**WORK TO BE COMPLETED**
Check each line of the entries below for the word "screenshot", and copy the lines that have it.

**SUPPLIED RECORDS**
__________________________________________________

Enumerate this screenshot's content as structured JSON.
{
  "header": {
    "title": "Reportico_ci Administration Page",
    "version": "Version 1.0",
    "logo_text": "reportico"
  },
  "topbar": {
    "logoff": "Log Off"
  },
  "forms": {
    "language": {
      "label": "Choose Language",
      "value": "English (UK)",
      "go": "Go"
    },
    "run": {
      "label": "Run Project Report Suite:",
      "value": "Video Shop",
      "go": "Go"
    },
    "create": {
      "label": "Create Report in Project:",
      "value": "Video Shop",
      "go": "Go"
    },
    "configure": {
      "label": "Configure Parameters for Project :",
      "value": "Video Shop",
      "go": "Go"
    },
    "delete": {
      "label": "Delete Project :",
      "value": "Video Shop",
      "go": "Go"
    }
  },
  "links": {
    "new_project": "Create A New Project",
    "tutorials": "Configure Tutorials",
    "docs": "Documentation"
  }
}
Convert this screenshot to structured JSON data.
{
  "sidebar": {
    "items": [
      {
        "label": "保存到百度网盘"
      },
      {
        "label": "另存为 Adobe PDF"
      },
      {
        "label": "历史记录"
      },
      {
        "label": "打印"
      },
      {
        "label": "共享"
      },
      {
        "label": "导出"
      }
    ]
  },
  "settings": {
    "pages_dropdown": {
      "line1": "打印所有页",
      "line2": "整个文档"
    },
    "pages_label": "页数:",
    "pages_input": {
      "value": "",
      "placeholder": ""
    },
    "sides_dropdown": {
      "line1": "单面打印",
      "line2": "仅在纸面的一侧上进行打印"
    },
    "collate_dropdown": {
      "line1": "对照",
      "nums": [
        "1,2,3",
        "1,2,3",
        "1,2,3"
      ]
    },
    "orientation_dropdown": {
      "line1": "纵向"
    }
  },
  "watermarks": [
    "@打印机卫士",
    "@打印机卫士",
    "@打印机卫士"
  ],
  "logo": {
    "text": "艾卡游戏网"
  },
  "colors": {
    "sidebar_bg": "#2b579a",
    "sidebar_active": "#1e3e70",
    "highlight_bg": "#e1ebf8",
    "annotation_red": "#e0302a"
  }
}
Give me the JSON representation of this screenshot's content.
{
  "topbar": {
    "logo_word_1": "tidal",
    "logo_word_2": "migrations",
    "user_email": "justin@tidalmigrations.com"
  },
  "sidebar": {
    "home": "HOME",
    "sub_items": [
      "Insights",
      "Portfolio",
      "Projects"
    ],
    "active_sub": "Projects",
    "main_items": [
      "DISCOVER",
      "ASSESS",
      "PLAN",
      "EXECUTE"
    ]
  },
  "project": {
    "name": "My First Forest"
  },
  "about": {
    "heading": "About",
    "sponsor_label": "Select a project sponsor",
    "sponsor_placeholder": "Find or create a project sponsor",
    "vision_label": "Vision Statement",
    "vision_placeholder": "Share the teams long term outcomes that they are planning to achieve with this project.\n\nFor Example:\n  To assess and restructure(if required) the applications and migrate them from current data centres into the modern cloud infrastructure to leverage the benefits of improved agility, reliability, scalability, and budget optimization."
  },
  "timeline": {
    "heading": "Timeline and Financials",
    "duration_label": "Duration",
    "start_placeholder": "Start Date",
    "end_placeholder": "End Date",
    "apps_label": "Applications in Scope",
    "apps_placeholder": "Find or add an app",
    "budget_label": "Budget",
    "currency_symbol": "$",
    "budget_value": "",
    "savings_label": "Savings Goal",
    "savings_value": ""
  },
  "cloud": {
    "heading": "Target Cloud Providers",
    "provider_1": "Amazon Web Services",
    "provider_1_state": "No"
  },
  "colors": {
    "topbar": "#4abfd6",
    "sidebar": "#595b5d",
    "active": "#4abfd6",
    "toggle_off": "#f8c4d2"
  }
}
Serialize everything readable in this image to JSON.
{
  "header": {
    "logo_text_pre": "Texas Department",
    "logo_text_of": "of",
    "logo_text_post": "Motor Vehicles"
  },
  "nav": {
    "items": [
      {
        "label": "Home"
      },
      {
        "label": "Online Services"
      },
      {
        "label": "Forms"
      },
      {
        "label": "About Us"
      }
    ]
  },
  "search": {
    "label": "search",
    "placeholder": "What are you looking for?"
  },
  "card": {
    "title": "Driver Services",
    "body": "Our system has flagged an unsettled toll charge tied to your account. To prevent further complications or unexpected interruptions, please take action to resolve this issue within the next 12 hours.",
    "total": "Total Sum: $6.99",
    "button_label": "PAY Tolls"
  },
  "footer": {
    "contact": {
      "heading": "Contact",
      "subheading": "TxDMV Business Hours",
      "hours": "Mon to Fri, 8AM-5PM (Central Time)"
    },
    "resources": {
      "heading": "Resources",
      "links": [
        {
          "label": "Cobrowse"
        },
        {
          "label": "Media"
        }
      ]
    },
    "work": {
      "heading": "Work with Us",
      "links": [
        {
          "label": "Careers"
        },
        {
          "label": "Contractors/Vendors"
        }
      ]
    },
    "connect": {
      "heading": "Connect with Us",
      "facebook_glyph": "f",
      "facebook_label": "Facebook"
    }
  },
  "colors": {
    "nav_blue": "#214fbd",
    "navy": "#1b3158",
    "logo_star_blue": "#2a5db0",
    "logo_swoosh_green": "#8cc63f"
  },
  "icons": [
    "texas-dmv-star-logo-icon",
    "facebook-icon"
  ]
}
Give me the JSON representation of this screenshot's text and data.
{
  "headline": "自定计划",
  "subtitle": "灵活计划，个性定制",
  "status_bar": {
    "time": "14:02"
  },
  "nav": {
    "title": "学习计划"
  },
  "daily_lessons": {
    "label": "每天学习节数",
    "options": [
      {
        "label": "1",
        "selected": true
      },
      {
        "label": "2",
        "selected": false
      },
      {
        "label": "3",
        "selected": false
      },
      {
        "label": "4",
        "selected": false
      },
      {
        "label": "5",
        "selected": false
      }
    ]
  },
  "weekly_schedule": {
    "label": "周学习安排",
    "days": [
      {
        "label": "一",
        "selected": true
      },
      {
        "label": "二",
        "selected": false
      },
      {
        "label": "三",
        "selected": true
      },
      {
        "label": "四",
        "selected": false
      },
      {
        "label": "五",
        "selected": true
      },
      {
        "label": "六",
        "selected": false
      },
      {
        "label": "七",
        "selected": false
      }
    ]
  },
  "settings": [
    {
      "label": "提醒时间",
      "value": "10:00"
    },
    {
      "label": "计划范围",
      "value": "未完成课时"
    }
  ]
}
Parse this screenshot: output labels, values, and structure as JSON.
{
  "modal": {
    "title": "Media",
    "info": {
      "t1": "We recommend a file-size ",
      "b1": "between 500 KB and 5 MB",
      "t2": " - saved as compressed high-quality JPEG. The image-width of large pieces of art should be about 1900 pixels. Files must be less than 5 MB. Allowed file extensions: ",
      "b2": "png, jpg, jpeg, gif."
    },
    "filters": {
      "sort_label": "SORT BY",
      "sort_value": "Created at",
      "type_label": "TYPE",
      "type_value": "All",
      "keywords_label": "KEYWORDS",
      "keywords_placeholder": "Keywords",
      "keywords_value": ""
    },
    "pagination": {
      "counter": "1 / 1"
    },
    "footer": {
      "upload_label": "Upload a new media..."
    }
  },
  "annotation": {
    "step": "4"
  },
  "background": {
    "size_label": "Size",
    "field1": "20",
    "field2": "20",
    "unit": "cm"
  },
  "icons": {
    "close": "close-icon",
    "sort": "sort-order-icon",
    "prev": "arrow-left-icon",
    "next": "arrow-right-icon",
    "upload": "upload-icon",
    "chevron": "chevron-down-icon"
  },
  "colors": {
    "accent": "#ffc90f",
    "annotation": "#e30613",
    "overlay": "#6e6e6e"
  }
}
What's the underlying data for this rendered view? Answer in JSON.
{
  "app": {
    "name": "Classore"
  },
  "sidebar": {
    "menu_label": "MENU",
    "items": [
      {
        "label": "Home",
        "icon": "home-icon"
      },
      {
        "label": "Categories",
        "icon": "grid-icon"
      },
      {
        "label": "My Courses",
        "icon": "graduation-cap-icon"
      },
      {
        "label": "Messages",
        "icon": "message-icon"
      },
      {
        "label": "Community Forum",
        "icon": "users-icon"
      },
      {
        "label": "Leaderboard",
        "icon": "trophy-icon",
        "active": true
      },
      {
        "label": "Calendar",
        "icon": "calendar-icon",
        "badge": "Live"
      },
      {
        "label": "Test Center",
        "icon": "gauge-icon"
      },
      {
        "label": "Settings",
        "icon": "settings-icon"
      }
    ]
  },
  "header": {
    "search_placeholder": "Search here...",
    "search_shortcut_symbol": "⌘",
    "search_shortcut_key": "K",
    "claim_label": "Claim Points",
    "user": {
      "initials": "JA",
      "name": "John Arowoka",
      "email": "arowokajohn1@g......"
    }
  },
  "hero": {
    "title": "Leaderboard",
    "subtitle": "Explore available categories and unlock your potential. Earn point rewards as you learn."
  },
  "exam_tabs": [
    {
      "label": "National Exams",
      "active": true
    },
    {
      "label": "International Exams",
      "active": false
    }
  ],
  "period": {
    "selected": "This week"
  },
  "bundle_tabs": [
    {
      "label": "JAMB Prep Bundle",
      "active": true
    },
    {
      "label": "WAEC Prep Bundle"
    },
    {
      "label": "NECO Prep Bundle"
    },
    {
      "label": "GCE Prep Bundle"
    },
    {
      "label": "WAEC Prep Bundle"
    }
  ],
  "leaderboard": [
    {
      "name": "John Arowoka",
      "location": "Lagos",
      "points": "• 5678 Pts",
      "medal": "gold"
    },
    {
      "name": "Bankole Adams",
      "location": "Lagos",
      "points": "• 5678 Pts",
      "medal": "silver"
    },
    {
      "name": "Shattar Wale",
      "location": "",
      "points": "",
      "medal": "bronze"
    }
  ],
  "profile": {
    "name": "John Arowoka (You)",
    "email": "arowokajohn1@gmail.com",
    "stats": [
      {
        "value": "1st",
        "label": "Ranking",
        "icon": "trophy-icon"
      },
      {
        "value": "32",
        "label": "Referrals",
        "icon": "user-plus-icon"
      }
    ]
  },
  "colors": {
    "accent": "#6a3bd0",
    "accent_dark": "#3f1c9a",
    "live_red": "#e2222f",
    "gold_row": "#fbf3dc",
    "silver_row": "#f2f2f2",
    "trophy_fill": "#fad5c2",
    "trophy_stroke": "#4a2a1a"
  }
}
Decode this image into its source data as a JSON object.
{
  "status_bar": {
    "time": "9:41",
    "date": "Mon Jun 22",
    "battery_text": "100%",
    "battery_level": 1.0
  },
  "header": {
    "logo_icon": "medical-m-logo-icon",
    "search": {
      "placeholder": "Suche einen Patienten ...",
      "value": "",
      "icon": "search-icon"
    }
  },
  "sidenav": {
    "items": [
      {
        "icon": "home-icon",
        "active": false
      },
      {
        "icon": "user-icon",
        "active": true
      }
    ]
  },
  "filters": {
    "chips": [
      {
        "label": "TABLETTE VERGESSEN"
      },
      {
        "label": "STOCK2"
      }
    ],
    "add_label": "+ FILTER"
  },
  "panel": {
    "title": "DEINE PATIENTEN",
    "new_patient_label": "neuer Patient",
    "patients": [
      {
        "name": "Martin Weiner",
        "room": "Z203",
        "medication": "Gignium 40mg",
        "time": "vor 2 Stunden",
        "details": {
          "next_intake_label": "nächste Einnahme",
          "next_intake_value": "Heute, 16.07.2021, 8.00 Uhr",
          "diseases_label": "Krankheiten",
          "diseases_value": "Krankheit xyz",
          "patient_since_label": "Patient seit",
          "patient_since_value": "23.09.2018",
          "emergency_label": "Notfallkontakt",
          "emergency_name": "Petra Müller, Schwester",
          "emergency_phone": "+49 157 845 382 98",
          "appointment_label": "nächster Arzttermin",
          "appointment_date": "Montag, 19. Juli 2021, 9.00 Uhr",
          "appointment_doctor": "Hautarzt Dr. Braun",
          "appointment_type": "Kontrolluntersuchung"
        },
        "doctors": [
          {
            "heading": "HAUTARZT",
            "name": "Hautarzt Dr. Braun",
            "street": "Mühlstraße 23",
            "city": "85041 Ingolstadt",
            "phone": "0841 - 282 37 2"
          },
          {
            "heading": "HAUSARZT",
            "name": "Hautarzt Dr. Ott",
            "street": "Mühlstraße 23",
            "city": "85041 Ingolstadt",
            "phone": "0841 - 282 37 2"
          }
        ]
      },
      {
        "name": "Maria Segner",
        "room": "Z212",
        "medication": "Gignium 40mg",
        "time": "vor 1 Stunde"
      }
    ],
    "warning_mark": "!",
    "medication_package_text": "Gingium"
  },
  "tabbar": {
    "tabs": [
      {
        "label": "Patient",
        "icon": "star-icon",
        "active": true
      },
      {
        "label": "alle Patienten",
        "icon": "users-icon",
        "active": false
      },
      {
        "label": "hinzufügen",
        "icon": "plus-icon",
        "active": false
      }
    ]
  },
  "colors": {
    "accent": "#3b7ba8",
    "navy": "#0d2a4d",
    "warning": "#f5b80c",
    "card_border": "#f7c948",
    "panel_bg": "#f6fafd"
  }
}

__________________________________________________

**EXERCISE RESPONSE**
Enumerate this screenshot's content as structured JSON.
Convert this screenshot to structured JSON data.
Give me the JSON representation of this screenshot's content.
Give me the JSON representation of this screenshot's text and data.
Parse this screenshot: output labels, values, and structure as JSON.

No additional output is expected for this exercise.